## Exercise directions
Nothing in the entries should change; repeat them exactly.

## Available data
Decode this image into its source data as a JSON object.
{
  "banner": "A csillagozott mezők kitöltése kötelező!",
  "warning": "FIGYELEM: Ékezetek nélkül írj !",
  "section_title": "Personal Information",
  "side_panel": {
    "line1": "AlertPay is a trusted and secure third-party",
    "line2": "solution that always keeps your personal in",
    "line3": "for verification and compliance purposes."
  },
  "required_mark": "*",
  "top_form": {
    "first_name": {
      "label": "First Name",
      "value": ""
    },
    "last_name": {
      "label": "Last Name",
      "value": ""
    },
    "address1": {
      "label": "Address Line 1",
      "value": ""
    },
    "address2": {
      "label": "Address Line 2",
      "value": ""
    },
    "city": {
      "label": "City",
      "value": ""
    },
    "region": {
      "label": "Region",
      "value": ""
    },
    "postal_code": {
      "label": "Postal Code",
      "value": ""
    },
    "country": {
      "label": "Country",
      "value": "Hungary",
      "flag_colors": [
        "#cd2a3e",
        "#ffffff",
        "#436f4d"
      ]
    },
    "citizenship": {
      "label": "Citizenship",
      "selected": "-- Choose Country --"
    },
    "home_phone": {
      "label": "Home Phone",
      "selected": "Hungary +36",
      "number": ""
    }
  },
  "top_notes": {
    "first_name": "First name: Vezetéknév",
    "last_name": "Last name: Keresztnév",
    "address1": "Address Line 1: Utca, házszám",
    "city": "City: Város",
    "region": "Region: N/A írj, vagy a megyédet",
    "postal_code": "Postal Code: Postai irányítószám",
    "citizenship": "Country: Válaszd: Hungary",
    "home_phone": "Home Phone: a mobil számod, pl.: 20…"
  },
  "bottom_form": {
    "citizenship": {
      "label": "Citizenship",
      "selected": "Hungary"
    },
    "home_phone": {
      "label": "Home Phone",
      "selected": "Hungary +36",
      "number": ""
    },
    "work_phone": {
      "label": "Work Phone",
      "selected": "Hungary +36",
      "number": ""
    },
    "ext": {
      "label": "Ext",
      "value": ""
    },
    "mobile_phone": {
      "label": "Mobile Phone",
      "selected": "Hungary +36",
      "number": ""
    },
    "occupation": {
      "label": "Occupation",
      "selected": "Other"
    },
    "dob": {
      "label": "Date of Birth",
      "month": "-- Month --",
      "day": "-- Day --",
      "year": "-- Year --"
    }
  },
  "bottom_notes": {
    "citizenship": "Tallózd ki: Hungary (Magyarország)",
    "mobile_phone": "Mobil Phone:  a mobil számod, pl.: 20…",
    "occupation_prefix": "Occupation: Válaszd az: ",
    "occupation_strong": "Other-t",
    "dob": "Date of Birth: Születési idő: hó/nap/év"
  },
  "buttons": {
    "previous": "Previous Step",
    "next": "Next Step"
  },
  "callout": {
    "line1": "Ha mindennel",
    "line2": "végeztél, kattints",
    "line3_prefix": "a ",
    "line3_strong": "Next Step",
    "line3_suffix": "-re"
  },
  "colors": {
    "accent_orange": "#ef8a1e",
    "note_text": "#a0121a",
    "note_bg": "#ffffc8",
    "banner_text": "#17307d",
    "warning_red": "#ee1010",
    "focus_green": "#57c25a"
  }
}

## Answer for the task
Decode this image into its source data as a JSON object.
{
  "banner": "A csillagozott mezők kitöltése kötelező!",
  "warning": "FIGYELEM: Ékezetek nélkül írj !",
  "section_title": "Personal Information",
  "side_panel": {
    "line1": "AlertPay is a trusted and secure third-party",
    "line2": "solution that always keeps your personal in",
    "line3": "for verification and compliance purposes."
  },
  "required_mark": "*",
  "top_form": {
    "first_name": {
      "label": "First Name",
      "value": ""
    },
    "last_name": {
      "label": "Last Name",
      "value": ""
    },
    "address1": {
      "label": "Address Line 1",
      "value": ""
    },
    "address2": {
      "label": "Address Line 2",
      "value": ""
    },
    "city": {
      "label": "City",
      "value": ""
    },
    "region": {
      "label": "Region",
      "value": ""
    },
    "postal_code": {
      "label": "Postal Code",
      "value": ""
    },
    "country": {
      "label": "Country",
      "value": "Hungary",
      "flag_colors": [
        "#cd2a3e",
        "#ffffff",
        "#436f4d"
      ]
    },
    "citizenship": {
      "label": "Citizenship",
      "selected": "-- Choose Country --"
    },
    "home_phone": {
      "label": "Home Phone",
      "selected": "Hungary +36",
      "number": ""
    }
  },
  "top_notes": {
    "first_name": "First name: Vezetéknév",
    "last_name": "Last name: Keresztnév",
    "address1": "Address Line 1: Utca, házszám",
    "city": "City: Város",
    "region": "Region: N/A írj, vagy a megyédet",
    "postal_code": "Postal Code: Postai irányítószám",
    "citizenship": "Country: Válaszd: Hungary",
    "home_phone": "Home Phone: a mobil számod, pl.: 20…"
  },
  "bottom_form": {
    "citizenship": {
      "label": "Citizenship",
      "selected": "Hungary"
    },
    "home_phone": {
      "label": "Home Phone",
      "selected": "Hungary +36",
      "number": ""
    },
    "work_phone": {
      "label": "Work Phone",
      "selected": "Hungary +36",
      "number": ""
    },
    "ext": {
      "label": "Ext",
      "value": ""
    },
    "mobile_phone": {
      "label": "Mobile Phone",
      "selected": "Hungary +36",
      "number": ""
    },
    "occupation": {
      "label": "Occupation",
      "selected": "Other"
    },
    "dob": {
      "label": "Date of Birth",
      "month": "-- Month --",
      "day": "-- Day --",
      "year": "-- Year --"
    }
  },
  "bottom_notes": {
    "citizenship": "Tallózd ki: Hungary (Magyarország)",
    "mobile_phone": "Mobil Phone:  a mobil számod, pl.: 20…",
    "occupation_prefix": "Occupation: Válaszd az: ",
    "occupation_strong": "Other-t",
    "dob": "Date of Birth: Születési idő: hó/nap/év"
  },
  "buttons": {
    "previous": "Previous Step",
    "next": "Next Step"
  },
  "callout": {
    "line1": "Ha mindennel",
    "line2": "végeztél, kattints",
    "line3_prefix": "a ",
    "line3_strong": "Next Step",
    "line3_suffix": "-re"
  },
  "colors": {
    "accent_orange": "#ef8a1e",
    "note_text": "#a0121a",
    "note_bg": "#ffffc8",
    "banner_text": "#17307d",
    "warning_red": "#ee1010",
    "focus_green": "#57c25a"
  }
}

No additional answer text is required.